### Data extracts ###

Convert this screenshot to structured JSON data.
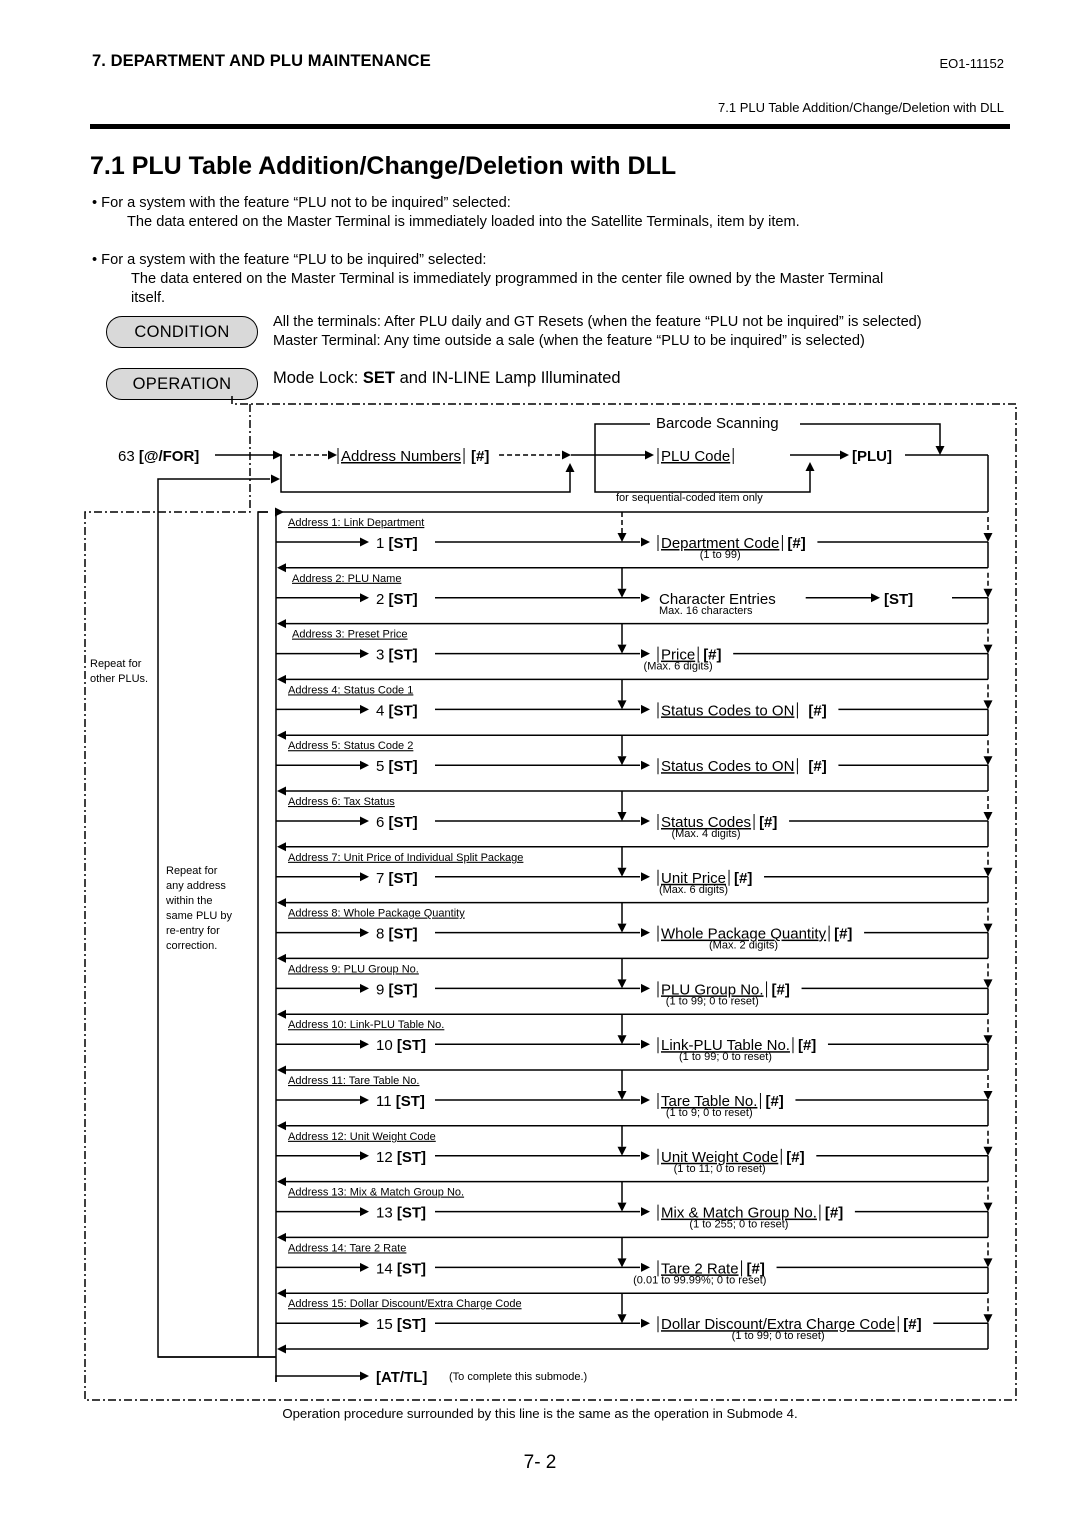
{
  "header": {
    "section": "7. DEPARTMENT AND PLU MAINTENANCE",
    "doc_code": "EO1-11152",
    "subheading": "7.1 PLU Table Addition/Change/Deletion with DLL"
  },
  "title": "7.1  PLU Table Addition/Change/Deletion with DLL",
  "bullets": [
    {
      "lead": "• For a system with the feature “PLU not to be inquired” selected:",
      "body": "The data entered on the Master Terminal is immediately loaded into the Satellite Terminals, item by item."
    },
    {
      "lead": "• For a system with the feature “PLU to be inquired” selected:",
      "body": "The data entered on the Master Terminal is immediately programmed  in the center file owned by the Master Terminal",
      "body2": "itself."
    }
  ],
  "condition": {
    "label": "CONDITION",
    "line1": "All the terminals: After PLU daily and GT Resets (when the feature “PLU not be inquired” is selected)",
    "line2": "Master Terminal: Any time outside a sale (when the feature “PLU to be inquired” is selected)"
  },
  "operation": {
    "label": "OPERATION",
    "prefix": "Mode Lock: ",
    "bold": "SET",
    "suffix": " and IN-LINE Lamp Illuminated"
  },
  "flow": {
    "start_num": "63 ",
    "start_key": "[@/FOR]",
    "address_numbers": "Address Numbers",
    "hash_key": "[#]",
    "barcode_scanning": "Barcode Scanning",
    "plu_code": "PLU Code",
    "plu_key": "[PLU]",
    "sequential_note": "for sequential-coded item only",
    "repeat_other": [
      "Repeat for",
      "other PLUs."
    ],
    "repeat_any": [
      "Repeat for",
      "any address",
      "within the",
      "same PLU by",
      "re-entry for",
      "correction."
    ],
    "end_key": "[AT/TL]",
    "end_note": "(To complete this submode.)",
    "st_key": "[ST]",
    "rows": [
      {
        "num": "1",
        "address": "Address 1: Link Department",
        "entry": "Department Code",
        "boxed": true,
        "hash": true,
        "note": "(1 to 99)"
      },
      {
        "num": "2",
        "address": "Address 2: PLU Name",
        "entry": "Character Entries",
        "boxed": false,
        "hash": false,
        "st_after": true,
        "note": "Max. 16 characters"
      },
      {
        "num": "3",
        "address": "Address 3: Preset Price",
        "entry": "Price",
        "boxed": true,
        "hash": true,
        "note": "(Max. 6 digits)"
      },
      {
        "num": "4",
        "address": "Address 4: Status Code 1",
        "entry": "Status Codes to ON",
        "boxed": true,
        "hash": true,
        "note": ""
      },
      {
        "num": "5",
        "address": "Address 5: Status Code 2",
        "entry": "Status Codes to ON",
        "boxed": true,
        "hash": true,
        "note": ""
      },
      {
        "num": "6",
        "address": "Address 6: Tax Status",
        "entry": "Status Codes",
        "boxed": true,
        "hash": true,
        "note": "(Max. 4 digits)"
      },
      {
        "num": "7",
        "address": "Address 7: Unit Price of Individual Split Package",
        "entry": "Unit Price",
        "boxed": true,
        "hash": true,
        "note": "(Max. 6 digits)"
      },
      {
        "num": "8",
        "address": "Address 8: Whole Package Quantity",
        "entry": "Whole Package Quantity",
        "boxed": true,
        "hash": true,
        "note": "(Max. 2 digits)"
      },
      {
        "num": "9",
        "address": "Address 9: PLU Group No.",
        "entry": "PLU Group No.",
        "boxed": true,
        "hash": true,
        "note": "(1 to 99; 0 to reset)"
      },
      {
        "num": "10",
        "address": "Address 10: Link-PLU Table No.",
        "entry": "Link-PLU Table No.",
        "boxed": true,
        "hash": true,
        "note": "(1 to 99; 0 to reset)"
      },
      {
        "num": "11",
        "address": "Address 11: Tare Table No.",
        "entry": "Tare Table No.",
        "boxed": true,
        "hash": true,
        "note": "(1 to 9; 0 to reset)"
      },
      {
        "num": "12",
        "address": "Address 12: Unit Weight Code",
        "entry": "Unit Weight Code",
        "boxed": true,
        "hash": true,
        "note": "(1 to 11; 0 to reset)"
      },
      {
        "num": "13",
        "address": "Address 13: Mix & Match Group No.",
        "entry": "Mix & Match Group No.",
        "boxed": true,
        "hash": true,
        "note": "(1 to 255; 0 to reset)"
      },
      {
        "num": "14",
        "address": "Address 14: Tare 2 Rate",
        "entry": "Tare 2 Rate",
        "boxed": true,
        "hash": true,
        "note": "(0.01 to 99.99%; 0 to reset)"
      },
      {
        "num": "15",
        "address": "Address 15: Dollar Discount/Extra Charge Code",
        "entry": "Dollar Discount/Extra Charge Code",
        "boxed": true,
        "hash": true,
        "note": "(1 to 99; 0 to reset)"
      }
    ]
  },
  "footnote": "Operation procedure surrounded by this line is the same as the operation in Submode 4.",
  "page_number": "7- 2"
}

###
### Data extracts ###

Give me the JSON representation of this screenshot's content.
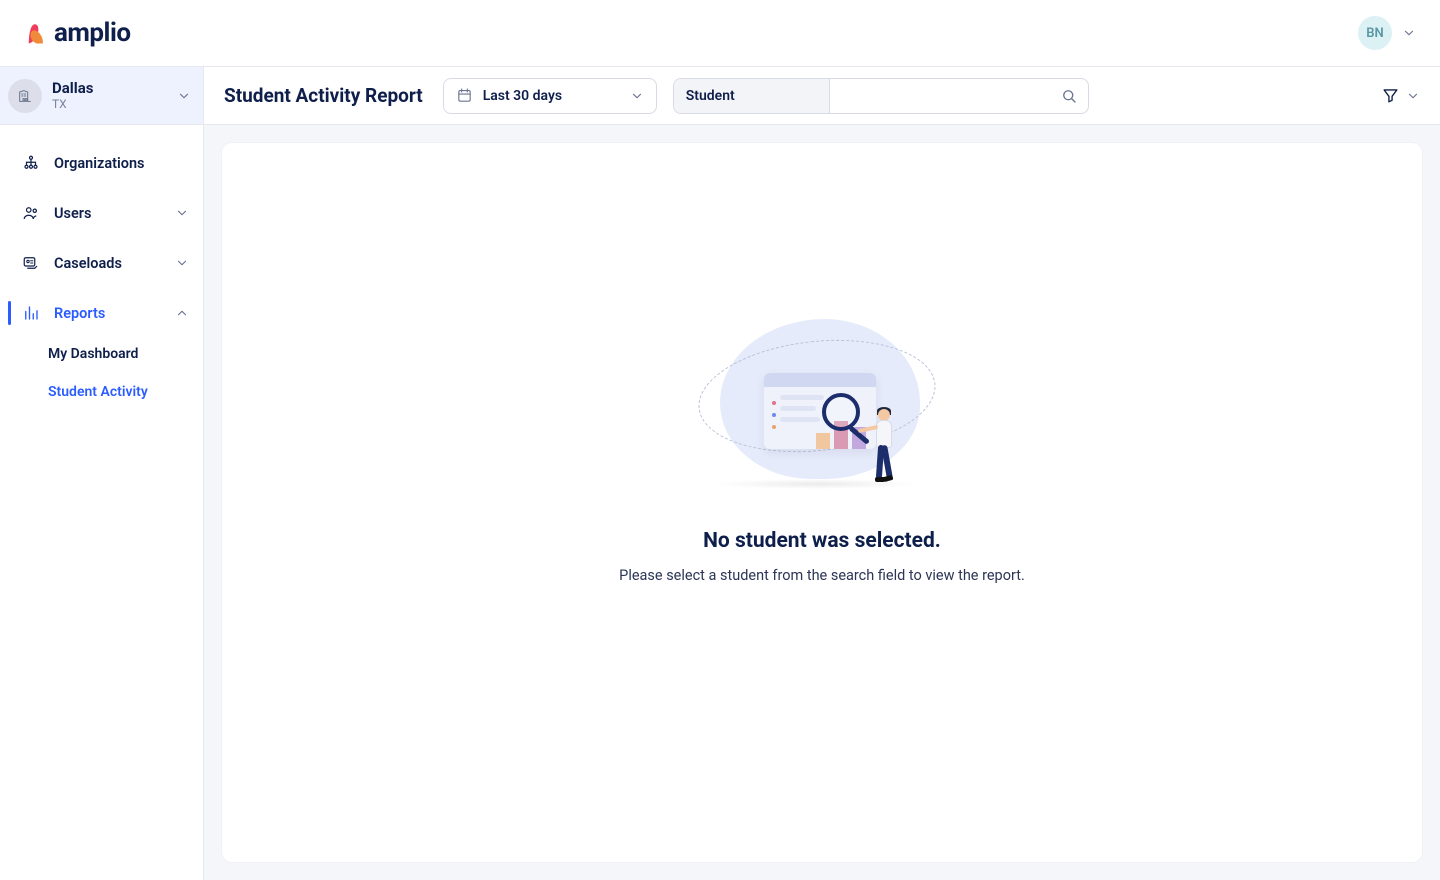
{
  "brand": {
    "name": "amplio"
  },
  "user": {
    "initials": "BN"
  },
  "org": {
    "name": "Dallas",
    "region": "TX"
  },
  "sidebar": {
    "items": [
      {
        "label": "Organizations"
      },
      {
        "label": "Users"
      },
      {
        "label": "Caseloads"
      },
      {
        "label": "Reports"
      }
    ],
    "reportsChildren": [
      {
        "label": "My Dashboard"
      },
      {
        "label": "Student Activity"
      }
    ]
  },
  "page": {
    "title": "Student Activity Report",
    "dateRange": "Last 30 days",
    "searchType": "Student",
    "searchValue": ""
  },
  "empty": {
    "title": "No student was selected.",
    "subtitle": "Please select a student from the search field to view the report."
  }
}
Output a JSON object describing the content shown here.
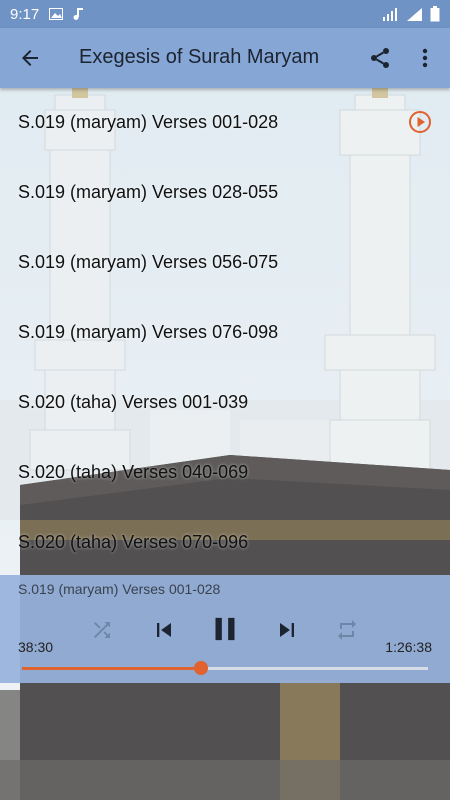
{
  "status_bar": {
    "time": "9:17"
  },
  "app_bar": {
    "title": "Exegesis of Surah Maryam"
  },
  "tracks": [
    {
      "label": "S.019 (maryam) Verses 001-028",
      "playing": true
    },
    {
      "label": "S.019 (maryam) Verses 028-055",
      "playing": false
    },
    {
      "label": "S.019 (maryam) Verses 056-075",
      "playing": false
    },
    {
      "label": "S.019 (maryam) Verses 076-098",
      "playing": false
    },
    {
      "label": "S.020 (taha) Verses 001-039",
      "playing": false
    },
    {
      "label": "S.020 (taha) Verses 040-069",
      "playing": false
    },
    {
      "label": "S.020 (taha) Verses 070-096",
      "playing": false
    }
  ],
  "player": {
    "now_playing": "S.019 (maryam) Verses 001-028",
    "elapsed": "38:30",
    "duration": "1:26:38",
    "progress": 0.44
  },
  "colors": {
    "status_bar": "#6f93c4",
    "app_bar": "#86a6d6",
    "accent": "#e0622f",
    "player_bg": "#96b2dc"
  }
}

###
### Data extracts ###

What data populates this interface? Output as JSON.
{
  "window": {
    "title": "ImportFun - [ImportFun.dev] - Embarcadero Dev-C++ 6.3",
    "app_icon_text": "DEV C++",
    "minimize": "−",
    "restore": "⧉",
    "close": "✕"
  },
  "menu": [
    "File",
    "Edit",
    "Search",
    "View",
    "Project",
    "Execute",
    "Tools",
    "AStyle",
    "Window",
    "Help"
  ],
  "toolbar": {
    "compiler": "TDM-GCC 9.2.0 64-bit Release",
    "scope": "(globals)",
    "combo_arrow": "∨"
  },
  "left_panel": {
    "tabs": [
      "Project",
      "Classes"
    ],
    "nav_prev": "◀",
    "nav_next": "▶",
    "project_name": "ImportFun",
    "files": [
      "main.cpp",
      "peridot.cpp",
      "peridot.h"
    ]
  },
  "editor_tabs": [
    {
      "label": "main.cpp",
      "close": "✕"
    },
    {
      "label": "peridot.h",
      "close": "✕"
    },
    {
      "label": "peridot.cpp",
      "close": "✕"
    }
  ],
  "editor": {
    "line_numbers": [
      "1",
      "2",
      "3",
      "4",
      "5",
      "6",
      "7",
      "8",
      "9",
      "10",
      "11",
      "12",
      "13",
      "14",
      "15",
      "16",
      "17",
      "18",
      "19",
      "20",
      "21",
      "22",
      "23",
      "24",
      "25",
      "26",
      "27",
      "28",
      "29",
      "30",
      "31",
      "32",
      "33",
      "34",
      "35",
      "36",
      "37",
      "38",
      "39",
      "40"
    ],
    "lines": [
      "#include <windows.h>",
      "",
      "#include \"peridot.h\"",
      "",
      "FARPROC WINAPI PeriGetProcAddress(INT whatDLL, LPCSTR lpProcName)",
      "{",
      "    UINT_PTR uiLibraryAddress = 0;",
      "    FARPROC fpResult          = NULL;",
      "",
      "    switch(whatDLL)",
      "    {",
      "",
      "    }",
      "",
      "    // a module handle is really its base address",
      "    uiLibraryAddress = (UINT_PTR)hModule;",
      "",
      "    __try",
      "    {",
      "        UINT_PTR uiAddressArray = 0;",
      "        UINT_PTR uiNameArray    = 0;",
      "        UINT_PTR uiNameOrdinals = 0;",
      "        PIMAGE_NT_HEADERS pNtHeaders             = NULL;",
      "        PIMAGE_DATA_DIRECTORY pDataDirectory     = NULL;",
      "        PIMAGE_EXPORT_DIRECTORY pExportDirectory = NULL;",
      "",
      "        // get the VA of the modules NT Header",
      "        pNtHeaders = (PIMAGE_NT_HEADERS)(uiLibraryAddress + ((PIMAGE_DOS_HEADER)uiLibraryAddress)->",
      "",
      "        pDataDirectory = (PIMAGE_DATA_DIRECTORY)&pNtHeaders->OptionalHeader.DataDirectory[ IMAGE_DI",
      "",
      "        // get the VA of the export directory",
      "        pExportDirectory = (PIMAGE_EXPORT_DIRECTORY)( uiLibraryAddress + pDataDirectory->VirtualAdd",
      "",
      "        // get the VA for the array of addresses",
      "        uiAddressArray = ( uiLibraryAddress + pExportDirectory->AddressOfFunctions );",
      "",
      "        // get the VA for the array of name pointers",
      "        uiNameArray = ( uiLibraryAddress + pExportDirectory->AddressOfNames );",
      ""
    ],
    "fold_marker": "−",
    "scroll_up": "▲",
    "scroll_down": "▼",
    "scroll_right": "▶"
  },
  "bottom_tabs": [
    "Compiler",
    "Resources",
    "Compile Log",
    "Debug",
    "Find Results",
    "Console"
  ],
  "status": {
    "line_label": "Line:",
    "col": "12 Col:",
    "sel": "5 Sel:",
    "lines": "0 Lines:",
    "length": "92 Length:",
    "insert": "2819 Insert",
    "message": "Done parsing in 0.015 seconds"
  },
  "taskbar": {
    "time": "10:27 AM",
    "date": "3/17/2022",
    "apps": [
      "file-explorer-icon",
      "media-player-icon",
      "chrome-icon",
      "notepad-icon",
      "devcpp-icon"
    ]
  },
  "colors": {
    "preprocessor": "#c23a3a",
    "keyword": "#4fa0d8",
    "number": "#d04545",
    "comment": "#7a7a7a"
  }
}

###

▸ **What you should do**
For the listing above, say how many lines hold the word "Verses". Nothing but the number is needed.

▸ **Completed task**
8